◆ Your objective
Please return each entry exactly as it appears, but not the pictures.

Stored records
---------------

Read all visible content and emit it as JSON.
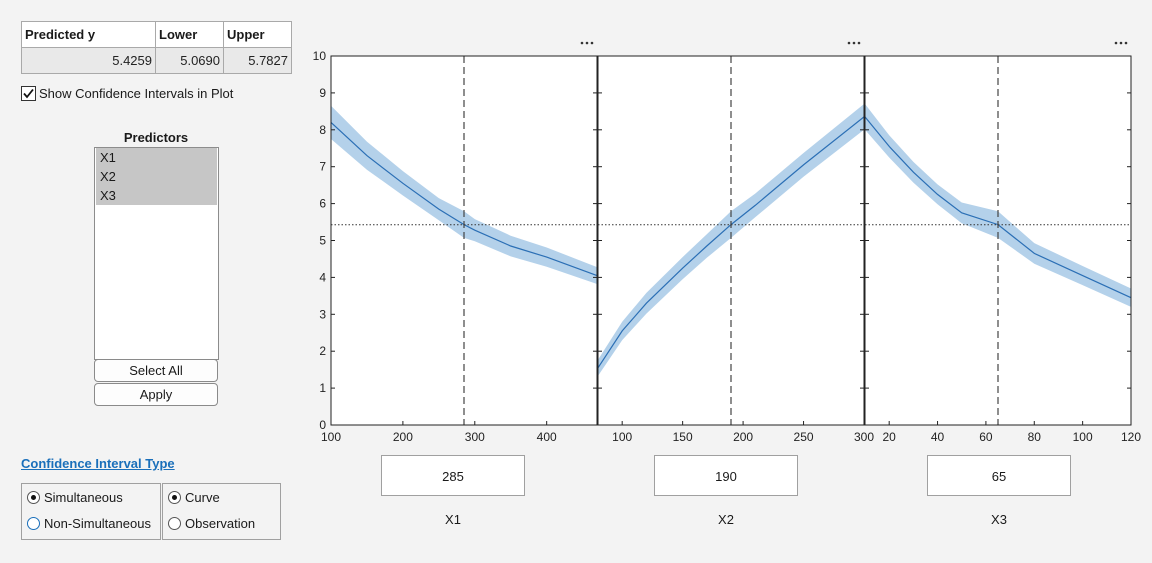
{
  "table": {
    "headers": [
      "Predicted y",
      "Lower",
      "Upper"
    ],
    "values": [
      "5.4259",
      "5.0690",
      "5.7827"
    ]
  },
  "show_ci": {
    "label": "Show Confidence Intervals in Plot",
    "checked": true
  },
  "predictors": {
    "title": "Predictors",
    "items": [
      "X1",
      "X2",
      "X3"
    ],
    "select_all_label": "Select All",
    "apply_label": "Apply"
  },
  "ci_type": {
    "title": "Confidence Interval Type",
    "group1": [
      {
        "label": "Simultaneous",
        "selected": true
      },
      {
        "label": "Non-Simultaneous",
        "selected": false
      }
    ],
    "group2": [
      {
        "label": "Curve",
        "selected": true
      },
      {
        "label": "Observation",
        "selected": false
      }
    ]
  },
  "panels": [
    {
      "name": "X1",
      "value": "285",
      "more_icon": "ellipsis-icon"
    },
    {
      "name": "X2",
      "value": "190",
      "more_icon": "ellipsis-icon"
    },
    {
      "name": "X3",
      "value": "65",
      "more_icon": "ellipsis-icon"
    }
  ],
  "colors": {
    "line": "#2b6fb5",
    "band": "#b4d1ea",
    "accent": "#1a6fba"
  },
  "chart_data": {
    "type": "line",
    "ylim": [
      0,
      10
    ],
    "yticks": [
      "0",
      "1",
      "2",
      "3",
      "4",
      "5",
      "6",
      "7",
      "8",
      "9",
      "10"
    ],
    "reference_y": 5.4259,
    "subplots": [
      {
        "xlabel": "X1",
        "xlim": [
          100,
          470
        ],
        "xticks": [
          100,
          200,
          300,
          400
        ],
        "xtick_labels": [
          "100",
          "200",
          "300",
          "400"
        ],
        "current_x": 285,
        "x": [
          100,
          150,
          200,
          250,
          285,
          300,
          350,
          400,
          470
        ],
        "y": [
          8.2,
          7.3,
          6.55,
          5.85,
          5.43,
          5.28,
          4.85,
          4.55,
          4.05
        ],
        "half_width": [
          0.45,
          0.38,
          0.33,
          0.3,
          0.36,
          0.3,
          0.28,
          0.26,
          0.23
        ]
      },
      {
        "xlabel": "X2",
        "xlim": [
          80,
          300
        ],
        "xticks": [
          100,
          150,
          200,
          250,
          300
        ],
        "xtick_labels": [
          "100",
          "150",
          "200",
          "250",
          "300"
        ],
        "current_x": 190,
        "x": [
          80,
          100,
          120,
          150,
          170,
          190,
          210,
          250,
          300
        ],
        "y": [
          1.55,
          2.55,
          3.3,
          4.25,
          4.85,
          5.43,
          5.95,
          7.05,
          8.35
        ],
        "half_width": [
          0.22,
          0.25,
          0.28,
          0.3,
          0.32,
          0.36,
          0.32,
          0.32,
          0.35
        ]
      },
      {
        "xlabel": "X3",
        "xlim": [
          10,
          120
        ],
        "xticks": [
          20,
          40,
          60,
          80,
          100,
          120
        ],
        "xtick_labels": [
          "20",
          "40",
          "60",
          "80",
          "100",
          "120"
        ],
        "current_x": 65,
        "x": [
          10,
          20,
          30,
          40,
          50,
          65,
          80,
          100,
          120
        ],
        "y": [
          8.35,
          7.55,
          6.85,
          6.25,
          5.75,
          5.43,
          4.65,
          4.05,
          3.45
        ],
        "half_width": [
          0.35,
          0.3,
          0.28,
          0.27,
          0.28,
          0.36,
          0.28,
          0.26,
          0.25
        ]
      }
    ]
  }
}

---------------

◆ Result for this exercise
Read all visible content and emit it as JSON.
{
  "table": {
    "headers": [
      "Predicted y",
      "Lower",
      "Upper"
    ],
    "values": [
      "5.4259",
      "5.0690",
      "5.7827"
    ]
  },
  "show_ci": {
    "label": "Show Confidence Intervals in Plot",
    "checked": true
  },
  "predictors": {
    "title": "Predictors",
    "items": [
      "X1",
      "X2",
      "X3"
    ],
    "select_all_label": "Select All",
    "apply_label": "Apply"
  },
  "ci_type": {
    "title": "Confidence Interval Type",
    "group1": [
      {
        "label": "Simultaneous",
        "selected": true
      },
      {
        "label": "Non-Simultaneous",
        "selected": false
      }
    ],
    "group2": [
      {
        "label": "Curve",
        "selected": true
      },
      {
        "label": "Observation",
        "selected": false
      }
    ]
  },
  "panels": [
    {
      "name": "X1",
      "value": "285",
      "more_icon": "ellipsis-icon"
    },
    {
      "name": "X2",
      "value": "190",
      "more_icon": "ellipsis-icon"
    },
    {
      "name": "X3",
      "value": "65",
      "more_icon": "ellipsis-icon"
    }
  ],
  "colors": {
    "line": "#2b6fb5",
    "band": "#b4d1ea",
    "accent": "#1a6fba"
  },
  "chart_data": {
    "type": "line",
    "ylim": [
      0,
      10
    ],
    "yticks": [
      "0",
      "1",
      "2",
      "3",
      "4",
      "5",
      "6",
      "7",
      "8",
      "9",
      "10"
    ],
    "reference_y": 5.4259,
    "subplots": [
      {
        "xlabel": "X1",
        "xlim": [
          100,
          470
        ],
        "xticks": [
          100,
          200,
          300,
          400
        ],
        "xtick_labels": [
          "100",
          "200",
          "300",
          "400"
        ],
        "current_x": 285,
        "x": [
          100,
          150,
          200,
          250,
          285,
          300,
          350,
          400,
          470
        ],
        "y": [
          8.2,
          7.3,
          6.55,
          5.85,
          5.43,
          5.28,
          4.85,
          4.55,
          4.05
        ],
        "half_width": [
          0.45,
          0.38,
          0.33,
          0.3,
          0.36,
          0.3,
          0.28,
          0.26,
          0.23
        ]
      },
      {
        "xlabel": "X2",
        "xlim": [
          80,
          300
        ],
        "xticks": [
          100,
          150,
          200,
          250,
          300
        ],
        "xtick_labels": [
          "100",
          "150",
          "200",
          "250",
          "300"
        ],
        "current_x": 190,
        "x": [
          80,
          100,
          120,
          150,
          170,
          190,
          210,
          250,
          300
        ],
        "y": [
          1.55,
          2.55,
          3.3,
          4.25,
          4.85,
          5.43,
          5.95,
          7.05,
          8.35
        ],
        "half_width": [
          0.22,
          0.25,
          0.28,
          0.3,
          0.32,
          0.36,
          0.32,
          0.32,
          0.35
        ]
      },
      {
        "xlabel": "X3",
        "xlim": [
          10,
          120
        ],
        "xticks": [
          20,
          40,
          60,
          80,
          100,
          120
        ],
        "xtick_labels": [
          "20",
          "40",
          "60",
          "80",
          "100",
          "120"
        ],
        "current_x": 65,
        "x": [
          10,
          20,
          30,
          40,
          50,
          65,
          80,
          100,
          120
        ],
        "y": [
          8.35,
          7.55,
          6.85,
          6.25,
          5.75,
          5.43,
          4.65,
          4.05,
          3.45
        ],
        "half_width": [
          0.35,
          0.3,
          0.28,
          0.27,
          0.28,
          0.36,
          0.28,
          0.26,
          0.25
        ]
      }
    ]
  }
}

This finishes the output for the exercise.